26 But the Comforter, which is the Holy Ghost, whom the Father will send in my name, he shall teach you all things, and bring all things to your remembrance, whatsoever I have said unto you. 27 Peace I leave with you, my peace I give unto you: not as the world giveth, give I unto you. Let not your heart be troubled, neither let it be afraid.

16: 33 These things I have spoken unto you, that in me ye might have peace. In the world ye shall have tribulation: but be of good cheer; I have overcome the world.

David said...

@Bruce - thank you, that helps. It's good to know that others believe in the Gospel and that Jesus really do what it is claimed he did.
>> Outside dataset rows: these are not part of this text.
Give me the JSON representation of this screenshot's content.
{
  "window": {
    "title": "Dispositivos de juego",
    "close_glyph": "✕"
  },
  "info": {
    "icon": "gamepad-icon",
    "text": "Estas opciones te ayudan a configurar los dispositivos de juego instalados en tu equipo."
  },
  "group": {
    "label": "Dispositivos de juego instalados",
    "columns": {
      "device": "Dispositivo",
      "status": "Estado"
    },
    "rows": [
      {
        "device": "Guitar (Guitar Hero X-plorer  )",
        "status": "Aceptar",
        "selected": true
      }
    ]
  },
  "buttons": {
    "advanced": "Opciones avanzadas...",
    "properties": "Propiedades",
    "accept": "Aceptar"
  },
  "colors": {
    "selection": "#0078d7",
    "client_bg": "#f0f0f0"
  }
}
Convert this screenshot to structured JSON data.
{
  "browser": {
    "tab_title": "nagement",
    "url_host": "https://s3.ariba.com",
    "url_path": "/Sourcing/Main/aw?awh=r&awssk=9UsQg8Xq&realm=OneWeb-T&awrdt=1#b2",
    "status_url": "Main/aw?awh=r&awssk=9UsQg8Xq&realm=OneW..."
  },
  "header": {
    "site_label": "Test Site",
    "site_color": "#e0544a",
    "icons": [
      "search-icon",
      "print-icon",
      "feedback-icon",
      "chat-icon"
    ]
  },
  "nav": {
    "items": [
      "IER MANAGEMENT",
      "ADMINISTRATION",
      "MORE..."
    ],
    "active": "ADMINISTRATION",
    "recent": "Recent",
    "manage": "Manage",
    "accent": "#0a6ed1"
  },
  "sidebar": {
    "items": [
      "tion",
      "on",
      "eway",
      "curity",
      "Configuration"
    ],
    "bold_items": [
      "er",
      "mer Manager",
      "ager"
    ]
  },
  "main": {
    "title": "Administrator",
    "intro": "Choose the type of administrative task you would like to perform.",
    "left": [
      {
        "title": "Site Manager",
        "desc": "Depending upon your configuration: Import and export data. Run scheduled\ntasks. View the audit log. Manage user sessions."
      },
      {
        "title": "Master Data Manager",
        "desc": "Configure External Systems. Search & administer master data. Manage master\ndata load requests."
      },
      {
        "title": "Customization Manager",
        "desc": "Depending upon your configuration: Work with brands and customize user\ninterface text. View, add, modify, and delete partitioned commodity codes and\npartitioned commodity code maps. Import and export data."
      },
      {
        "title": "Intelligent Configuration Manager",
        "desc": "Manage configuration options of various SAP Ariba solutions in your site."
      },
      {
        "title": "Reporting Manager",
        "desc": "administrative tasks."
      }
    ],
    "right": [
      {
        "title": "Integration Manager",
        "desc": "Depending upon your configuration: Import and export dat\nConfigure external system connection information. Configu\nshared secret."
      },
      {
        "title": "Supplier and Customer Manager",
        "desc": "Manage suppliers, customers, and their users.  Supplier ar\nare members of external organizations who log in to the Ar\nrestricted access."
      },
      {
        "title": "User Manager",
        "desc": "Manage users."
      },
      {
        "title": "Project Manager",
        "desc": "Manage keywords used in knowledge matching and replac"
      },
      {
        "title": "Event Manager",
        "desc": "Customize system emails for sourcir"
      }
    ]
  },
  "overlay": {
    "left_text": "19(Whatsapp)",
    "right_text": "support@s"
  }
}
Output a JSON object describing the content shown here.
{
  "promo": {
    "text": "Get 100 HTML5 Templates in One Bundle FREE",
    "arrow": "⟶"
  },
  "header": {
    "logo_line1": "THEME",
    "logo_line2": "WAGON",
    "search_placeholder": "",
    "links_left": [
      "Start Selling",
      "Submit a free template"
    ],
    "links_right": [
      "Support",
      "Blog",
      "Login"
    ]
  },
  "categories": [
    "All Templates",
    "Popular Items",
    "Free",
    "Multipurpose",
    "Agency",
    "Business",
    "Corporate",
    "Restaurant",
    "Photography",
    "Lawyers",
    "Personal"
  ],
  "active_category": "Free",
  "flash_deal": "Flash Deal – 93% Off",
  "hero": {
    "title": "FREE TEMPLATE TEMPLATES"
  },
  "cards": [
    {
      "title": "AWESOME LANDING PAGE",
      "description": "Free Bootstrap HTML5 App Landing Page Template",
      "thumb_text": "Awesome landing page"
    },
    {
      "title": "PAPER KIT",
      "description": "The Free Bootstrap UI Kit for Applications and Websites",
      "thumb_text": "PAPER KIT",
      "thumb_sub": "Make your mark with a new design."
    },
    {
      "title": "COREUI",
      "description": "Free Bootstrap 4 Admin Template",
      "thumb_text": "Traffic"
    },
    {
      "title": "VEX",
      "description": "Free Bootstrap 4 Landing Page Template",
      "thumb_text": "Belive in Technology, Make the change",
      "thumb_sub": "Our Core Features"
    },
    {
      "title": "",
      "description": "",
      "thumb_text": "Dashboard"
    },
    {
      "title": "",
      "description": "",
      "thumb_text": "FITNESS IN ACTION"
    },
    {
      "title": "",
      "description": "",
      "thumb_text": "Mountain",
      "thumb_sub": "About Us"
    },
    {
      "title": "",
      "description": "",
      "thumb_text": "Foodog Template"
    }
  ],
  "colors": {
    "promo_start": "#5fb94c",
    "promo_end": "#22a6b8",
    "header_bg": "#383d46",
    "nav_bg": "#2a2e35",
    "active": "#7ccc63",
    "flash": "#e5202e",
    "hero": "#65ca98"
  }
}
The testimony of others gives me Hope and strength. The world can leave a Christian very weary, feeling alone and cause doubts and despair to fester. Ideally belonging to a Church would help. I found it extremely enriching to attend LDS services especially but for various reasons I have not formally joined; yet. On reflection, this last few days has reminded me how I need the support of other Christians and I cannot expect to make at alone in the modern wilderness ad sometimes I had fantasised I might be able to: I'm just too weak but Jesus must be my strength.

Thanks for you kind reply.

William Wildblood said...

With regard to the excellent comments by Bruce B, Nathaniel and GFC, it seems to me that obeying the first commandment and loving God, which necessarily implies loving truth, means you might sometimes appear to disobey the second in that you are obliged to condemn falsehood where you see it, and not simply support your neighbour in his acts and beliefs regardless of what they are. The modern way is to interpret loving your neighbour as accepting him whatever he does or thinks, but this can easily amount to the denial of God. It is not love but sentimentality and moral relativism.

Love the sinner does not mean don’t recognize that he is a sinner. Of course, that is what we all are in our acts, but many people are today in their thoughts too. True love does not forbear to point this out. After all, what is the greater love, to encourage someone happily walking towards the edge of a cliff or to pull him back?